*Task description*
Copy every line from the data below in which the string "cookies" can be found.
Study material section start
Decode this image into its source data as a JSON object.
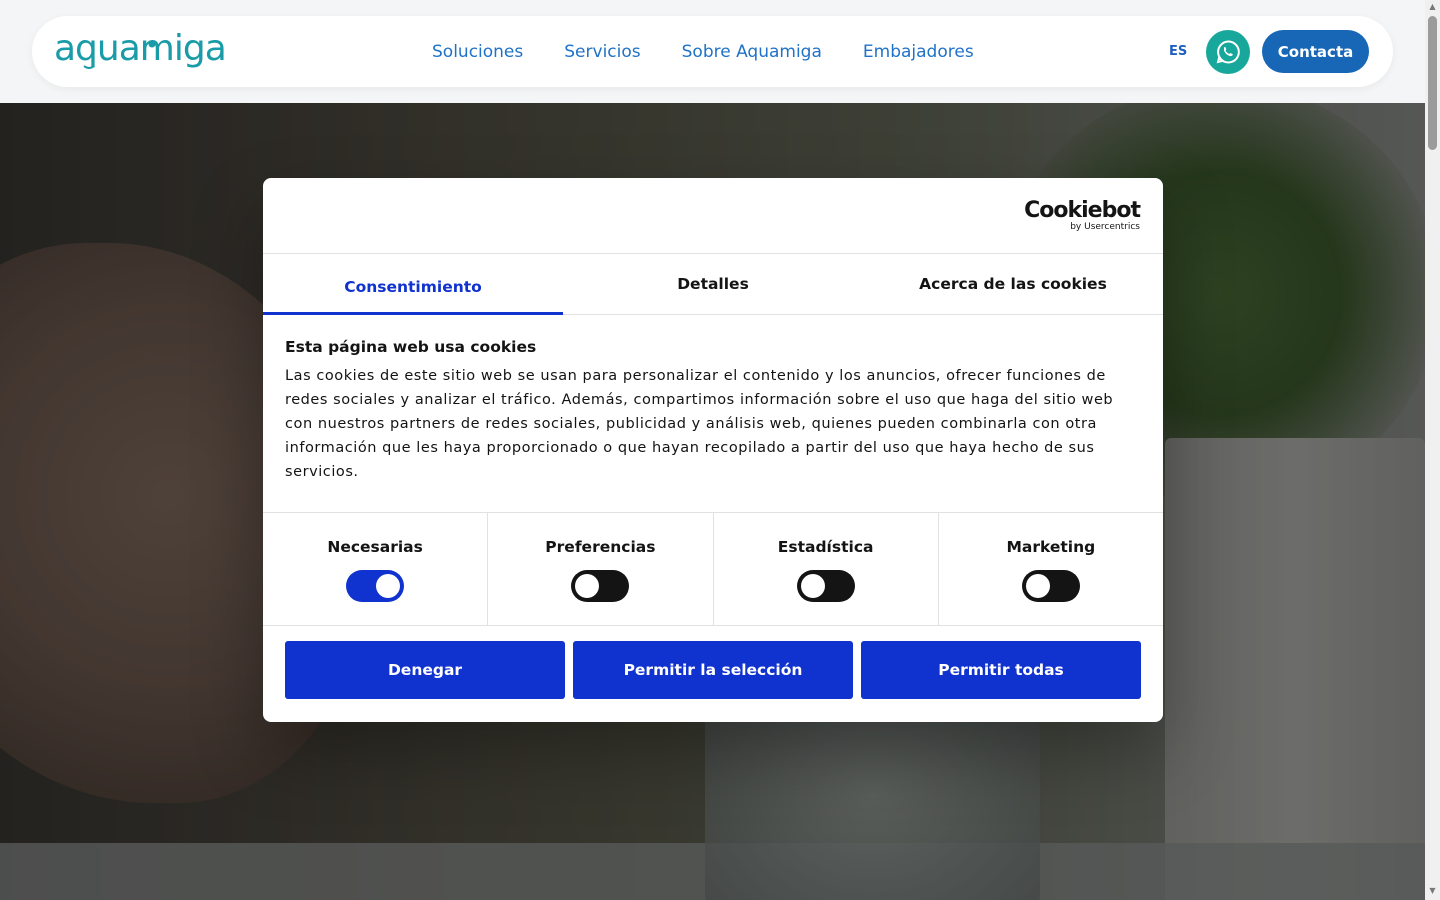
{
  "header": {
    "logo_text": "aquamiga",
    "nav": [
      "Soluciones",
      "Servicios",
      "Sobre Aquamiga",
      "Embajadores"
    ],
    "language": "ES",
    "contact_label": "Contacta"
  },
  "cookie_dialog": {
    "brand": "Cookiebot",
    "brand_sub": "by Usercentrics",
    "tabs": [
      "Consentimiento",
      "Detalles",
      "Acerca de las cookies"
    ],
    "title": "Esta página web usa cookies",
    "body": "Las cookies de este sitio web se usan para personalizar el contenido y los anuncios, ofrecer funciones de redes sociales y analizar el tráfico. Además, compartimos información sobre el uso que haga del sitio web con nuestros partners de redes sociales, publicidad y análisis web, quienes pueden combinarla con otra información que les haya proporcionado o que hayan recopilado a partir del uso que haya hecho de sus servicios.",
    "categories": [
      {
        "label": "Necesarias",
        "enabled": true
      },
      {
        "label": "Preferencias",
        "enabled": false
      },
      {
        "label": "Estadística",
        "enabled": false
      },
      {
        "label": "Marketing",
        "enabled": false
      }
    ],
    "buttons": [
      "Denegar",
      "Permitir la selección",
      "Permitir todas"
    ]
  },
  "colors": {
    "nav_link": "#1f72c8",
    "primary_blue": "#1032cf",
    "whatsapp": "#17a79b",
    "contact": "#1767b6"
  }
}
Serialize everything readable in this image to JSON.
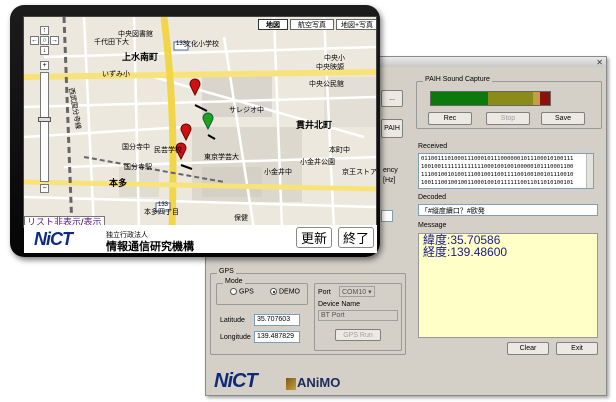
{
  "pc_app": {
    "sound_capture": {
      "title": "PAIH Sound Capture",
      "rec": "Rec",
      "stop": "Stop",
      "save": "Save"
    },
    "meter_colors": [
      "#8b0000",
      "#0a7a0a",
      "#8b8b1a",
      "#c0a040",
      "#8b1010"
    ],
    "received": {
      "title": "Received",
      "lines": [
        "0110011101000111000101110000001011100010100111",
        "1001001111111111111000100100100000101110001100",
        "1110010010100111001001100111100100100101110010",
        "1001110010010011000100101111110011011010100101"
      ]
    },
    "decoded": {
      "title": "Decoded",
      "value": "「#縦度續口？#欧発"
    },
    "message": {
      "title": "Message",
      "lines": [
        "緯度:35.70586",
        "経度:139.48600"
      ]
    },
    "clear": "Clear",
    "exit": "Exit",
    "side_buttons": [
      "...",
      "PAIH"
    ],
    "side_labels": [
      "ency",
      "[Hz]"
    ],
    "gps": {
      "title": "GPS",
      "mode_title": "Mode",
      "mode_options": [
        "GPS",
        "DEMO"
      ],
      "selected_mode": "DEMO",
      "port_label": "Port",
      "port_value": "COM10",
      "device_label": "Device Name",
      "device_value": "BT Port",
      "run": "GPS Run",
      "latitude_label": "Latitude",
      "latitude": "35.707603",
      "longitude_label": "Longitude",
      "longitude": "139.487829"
    },
    "logos": {
      "nict": "NiCT",
      "animo": "ANiMO"
    }
  },
  "device": {
    "map_tabs": [
      "地図",
      "航空写真",
      "地図+写真"
    ],
    "active_tab": "地図",
    "places": [
      "上水南町",
      "貫井北町",
      "本多",
      "中央図書館",
      "文化小学校",
      "東京学芸大",
      "小金井中",
      "国分寺駅",
      "サレジオ中",
      "中央公民館",
      "中央映謜",
      "小金井公園",
      "本町中",
      "民芸学校",
      "京王ストア",
      "西武国分寺線",
      "国分寺中",
      "千代田下大",
      "中央小",
      "保健",
      "本多四丁目",
      "いずみ小"
    ],
    "route_shields": [
      "133",
      "133"
    ],
    "list_link": {
      "toggle": "リスト非表示",
      "sep": "/",
      "show": "表示"
    },
    "org_line1": "独立行政法人",
    "org_line2": "情報通信研究機構",
    "logo": "NiCT",
    "update": "更新",
    "end": "終了",
    "zoom_glyphs": [
      "↑",
      "←",
      "○",
      "→",
      "↓",
      "+",
      "−"
    ],
    "pin_colors": [
      "#d01010",
      "#20a020"
    ]
  }
}
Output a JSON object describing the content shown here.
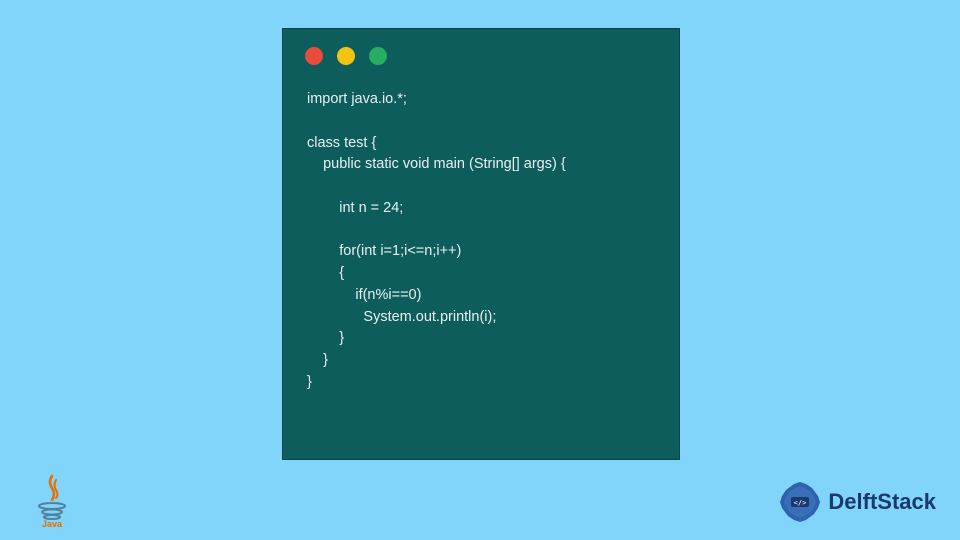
{
  "code": {
    "line1": "import java.io.*;",
    "blank1": "",
    "line2": "class test {",
    "line3": "    public static void main (String[] args) {",
    "blank2": "",
    "line4": "        int n = 24;",
    "blank3": "",
    "line5": "        for(int i=1;i<=n;i++)",
    "line6": "        {",
    "line7": "            if(n%i==0)",
    "line8": "              System.out.println(i);",
    "line9": "        }",
    "line10": "    }",
    "line11": "}"
  },
  "logos": {
    "java_label": "Java",
    "delftstack_label": "DelftStack"
  },
  "window_controls": {
    "red": "close",
    "yellow": "minimize",
    "green": "maximize"
  }
}
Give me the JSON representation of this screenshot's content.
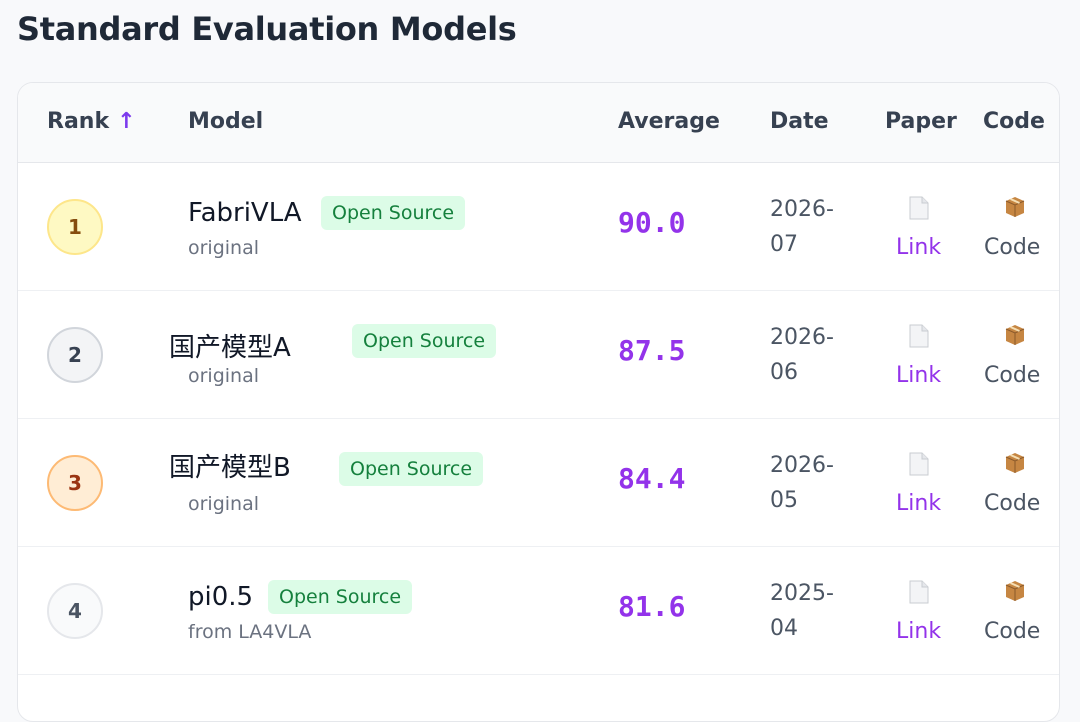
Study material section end
*Written solution*
      "Acerca de las cookies"
    "title": "Esta página web usa cookies",
    "body": "Las cookies de este sitio web se usan para personalizar el contenido y los anuncios, ofrecer funciones de redes sociales y analizar el tráfico. Además, compartimos información sobre el uso que haga del sitio web con nuestros partners de redes sociales, publicidad y análisis web, quienes pueden combinarla con otra información que les haya proporcionado o que hayan recopilado a partir del uso que haya hecho de sus servicios.",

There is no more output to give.